§ Problem to work on:
What lines of the data below include the word "Audio"? Report them by copying each.

§ Material supplied:

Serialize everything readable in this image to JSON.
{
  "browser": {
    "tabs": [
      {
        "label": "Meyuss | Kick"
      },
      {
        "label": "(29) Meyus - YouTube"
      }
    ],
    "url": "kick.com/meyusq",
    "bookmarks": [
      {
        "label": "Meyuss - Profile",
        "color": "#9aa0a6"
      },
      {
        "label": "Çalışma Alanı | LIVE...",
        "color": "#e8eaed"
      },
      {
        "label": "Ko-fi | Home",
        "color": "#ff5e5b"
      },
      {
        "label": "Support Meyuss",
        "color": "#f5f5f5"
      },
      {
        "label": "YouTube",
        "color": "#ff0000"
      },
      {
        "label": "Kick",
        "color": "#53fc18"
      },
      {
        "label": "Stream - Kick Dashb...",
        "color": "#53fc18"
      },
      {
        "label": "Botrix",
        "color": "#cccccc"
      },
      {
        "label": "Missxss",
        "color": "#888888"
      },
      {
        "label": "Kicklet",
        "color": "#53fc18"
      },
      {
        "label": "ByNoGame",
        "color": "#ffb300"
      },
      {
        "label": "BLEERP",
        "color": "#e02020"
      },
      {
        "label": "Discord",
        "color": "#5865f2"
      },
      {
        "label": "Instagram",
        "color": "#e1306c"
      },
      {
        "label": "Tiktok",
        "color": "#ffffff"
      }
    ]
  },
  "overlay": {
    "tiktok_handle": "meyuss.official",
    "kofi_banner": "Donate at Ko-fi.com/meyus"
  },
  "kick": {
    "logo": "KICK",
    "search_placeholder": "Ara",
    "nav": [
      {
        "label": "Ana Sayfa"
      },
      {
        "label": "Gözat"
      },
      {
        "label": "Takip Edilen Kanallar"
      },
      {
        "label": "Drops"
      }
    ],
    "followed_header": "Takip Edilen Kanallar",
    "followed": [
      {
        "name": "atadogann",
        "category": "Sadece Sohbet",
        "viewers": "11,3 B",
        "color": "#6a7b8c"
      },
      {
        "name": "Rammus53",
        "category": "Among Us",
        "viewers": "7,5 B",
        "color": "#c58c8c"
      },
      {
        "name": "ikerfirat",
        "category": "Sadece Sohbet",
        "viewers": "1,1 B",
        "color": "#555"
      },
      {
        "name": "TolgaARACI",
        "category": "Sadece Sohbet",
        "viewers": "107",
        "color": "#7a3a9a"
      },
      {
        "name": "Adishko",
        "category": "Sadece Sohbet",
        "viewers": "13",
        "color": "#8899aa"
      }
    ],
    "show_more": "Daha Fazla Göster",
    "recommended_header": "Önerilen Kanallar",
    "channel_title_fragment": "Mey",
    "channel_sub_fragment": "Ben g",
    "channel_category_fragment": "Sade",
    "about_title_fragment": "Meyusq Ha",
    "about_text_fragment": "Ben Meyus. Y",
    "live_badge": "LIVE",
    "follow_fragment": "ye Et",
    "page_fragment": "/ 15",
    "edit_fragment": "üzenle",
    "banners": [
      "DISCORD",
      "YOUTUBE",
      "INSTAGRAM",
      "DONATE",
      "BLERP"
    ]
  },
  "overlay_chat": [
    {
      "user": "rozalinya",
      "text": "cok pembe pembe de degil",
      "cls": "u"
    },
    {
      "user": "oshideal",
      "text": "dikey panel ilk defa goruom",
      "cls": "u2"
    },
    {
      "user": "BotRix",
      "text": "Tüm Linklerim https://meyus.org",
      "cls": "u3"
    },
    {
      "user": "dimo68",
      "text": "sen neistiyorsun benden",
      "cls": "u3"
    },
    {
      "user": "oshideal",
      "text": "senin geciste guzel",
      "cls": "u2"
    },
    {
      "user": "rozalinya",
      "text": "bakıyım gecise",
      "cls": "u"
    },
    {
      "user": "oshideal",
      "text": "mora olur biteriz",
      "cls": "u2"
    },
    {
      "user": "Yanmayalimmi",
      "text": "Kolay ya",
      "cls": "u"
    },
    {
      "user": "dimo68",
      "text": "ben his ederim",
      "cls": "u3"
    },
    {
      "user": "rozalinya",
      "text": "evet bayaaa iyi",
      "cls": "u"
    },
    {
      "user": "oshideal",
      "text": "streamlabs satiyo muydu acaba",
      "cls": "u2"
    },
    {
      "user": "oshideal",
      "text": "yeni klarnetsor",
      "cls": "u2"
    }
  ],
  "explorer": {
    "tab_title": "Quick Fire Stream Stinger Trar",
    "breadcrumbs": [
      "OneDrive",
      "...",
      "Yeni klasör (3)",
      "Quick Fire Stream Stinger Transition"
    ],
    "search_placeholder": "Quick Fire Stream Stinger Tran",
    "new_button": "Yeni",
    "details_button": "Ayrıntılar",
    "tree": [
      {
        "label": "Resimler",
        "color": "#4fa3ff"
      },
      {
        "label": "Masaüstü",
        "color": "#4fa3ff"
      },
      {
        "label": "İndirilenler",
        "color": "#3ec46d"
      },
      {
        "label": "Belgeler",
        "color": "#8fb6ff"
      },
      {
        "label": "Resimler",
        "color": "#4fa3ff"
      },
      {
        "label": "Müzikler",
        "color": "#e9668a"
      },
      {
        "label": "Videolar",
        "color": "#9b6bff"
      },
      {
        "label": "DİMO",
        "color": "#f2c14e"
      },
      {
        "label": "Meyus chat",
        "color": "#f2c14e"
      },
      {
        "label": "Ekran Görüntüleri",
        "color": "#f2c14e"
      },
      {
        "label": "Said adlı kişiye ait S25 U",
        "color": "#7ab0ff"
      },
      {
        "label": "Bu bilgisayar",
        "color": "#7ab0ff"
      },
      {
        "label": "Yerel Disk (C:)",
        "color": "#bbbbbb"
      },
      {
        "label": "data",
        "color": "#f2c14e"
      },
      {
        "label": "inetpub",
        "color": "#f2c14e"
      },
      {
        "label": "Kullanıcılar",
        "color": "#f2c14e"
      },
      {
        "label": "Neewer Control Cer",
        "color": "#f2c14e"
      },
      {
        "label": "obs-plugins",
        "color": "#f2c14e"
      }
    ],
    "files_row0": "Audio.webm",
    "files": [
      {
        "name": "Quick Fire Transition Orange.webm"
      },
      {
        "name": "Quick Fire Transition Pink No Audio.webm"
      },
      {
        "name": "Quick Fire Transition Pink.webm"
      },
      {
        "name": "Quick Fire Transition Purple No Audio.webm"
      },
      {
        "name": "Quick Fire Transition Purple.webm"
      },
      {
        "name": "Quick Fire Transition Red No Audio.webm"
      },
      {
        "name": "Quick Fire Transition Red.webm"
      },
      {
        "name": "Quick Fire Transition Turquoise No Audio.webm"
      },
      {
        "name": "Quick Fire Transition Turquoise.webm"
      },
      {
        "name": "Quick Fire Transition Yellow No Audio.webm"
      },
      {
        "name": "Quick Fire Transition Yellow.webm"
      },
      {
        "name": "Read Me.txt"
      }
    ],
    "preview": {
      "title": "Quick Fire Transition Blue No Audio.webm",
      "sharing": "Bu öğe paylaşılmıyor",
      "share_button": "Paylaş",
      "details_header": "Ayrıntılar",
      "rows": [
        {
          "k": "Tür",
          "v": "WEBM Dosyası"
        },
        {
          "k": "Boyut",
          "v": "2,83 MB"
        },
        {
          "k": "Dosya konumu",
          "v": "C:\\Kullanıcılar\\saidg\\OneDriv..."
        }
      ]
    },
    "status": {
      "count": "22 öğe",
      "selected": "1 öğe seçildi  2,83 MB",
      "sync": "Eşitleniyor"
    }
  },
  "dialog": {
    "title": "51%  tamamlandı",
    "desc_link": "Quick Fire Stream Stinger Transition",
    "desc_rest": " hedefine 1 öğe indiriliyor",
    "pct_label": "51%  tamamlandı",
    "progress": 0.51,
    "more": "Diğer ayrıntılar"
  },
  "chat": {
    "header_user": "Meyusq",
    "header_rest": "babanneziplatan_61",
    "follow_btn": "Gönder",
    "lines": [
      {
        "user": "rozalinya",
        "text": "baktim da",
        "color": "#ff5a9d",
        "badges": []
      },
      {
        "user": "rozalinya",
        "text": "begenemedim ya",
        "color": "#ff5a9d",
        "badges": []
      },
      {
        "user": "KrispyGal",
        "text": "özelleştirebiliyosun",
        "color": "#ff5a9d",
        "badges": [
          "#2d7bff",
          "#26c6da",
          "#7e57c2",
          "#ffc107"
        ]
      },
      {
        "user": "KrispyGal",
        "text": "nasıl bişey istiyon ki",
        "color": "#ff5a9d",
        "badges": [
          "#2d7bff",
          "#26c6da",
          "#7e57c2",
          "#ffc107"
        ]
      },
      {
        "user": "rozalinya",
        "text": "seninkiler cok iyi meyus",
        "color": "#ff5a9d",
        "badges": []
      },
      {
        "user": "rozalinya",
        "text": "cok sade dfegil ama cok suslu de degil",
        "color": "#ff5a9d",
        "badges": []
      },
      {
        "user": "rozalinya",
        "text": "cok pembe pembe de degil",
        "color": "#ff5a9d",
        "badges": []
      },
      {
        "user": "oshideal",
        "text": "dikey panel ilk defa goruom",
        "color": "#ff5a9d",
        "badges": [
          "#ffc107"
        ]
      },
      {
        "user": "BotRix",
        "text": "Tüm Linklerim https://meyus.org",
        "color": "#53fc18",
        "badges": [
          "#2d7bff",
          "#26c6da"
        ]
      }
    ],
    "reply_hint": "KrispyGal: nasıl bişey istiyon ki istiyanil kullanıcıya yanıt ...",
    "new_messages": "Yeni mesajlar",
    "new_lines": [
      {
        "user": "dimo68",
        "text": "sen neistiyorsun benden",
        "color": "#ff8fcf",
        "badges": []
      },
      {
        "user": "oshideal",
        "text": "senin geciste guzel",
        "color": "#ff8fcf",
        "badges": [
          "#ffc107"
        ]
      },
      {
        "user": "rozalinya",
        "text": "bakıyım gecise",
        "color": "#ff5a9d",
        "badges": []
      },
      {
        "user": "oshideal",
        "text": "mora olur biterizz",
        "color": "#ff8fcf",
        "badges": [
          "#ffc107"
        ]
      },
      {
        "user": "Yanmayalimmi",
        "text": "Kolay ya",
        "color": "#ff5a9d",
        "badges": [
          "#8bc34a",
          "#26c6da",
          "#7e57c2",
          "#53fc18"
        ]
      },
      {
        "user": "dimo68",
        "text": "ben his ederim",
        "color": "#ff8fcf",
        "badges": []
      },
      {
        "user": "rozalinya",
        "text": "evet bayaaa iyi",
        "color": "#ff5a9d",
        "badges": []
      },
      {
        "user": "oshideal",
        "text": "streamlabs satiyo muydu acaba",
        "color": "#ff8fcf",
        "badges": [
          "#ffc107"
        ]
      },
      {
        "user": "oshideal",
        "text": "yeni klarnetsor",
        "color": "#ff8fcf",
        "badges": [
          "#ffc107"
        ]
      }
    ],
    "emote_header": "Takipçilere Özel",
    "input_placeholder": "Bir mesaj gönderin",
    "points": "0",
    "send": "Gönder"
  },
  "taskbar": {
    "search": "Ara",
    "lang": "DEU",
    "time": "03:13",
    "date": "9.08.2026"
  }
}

§ Answer space:
    "files_row0": "Audio.webm",
        "name": "Quick Fire Transition Pink No Audio.webm"
        "name": "Quick Fire Transition Purple No Audio.webm"
        "name": "Quick Fire Transition Red No Audio.webm"
        "name": "Quick Fire Transition Turquoise No Audio.webm"
        "name": "Quick Fire Transition Yellow No Audio.webm"
      "title": "Quick Fire Transition Blue No Audio.webm",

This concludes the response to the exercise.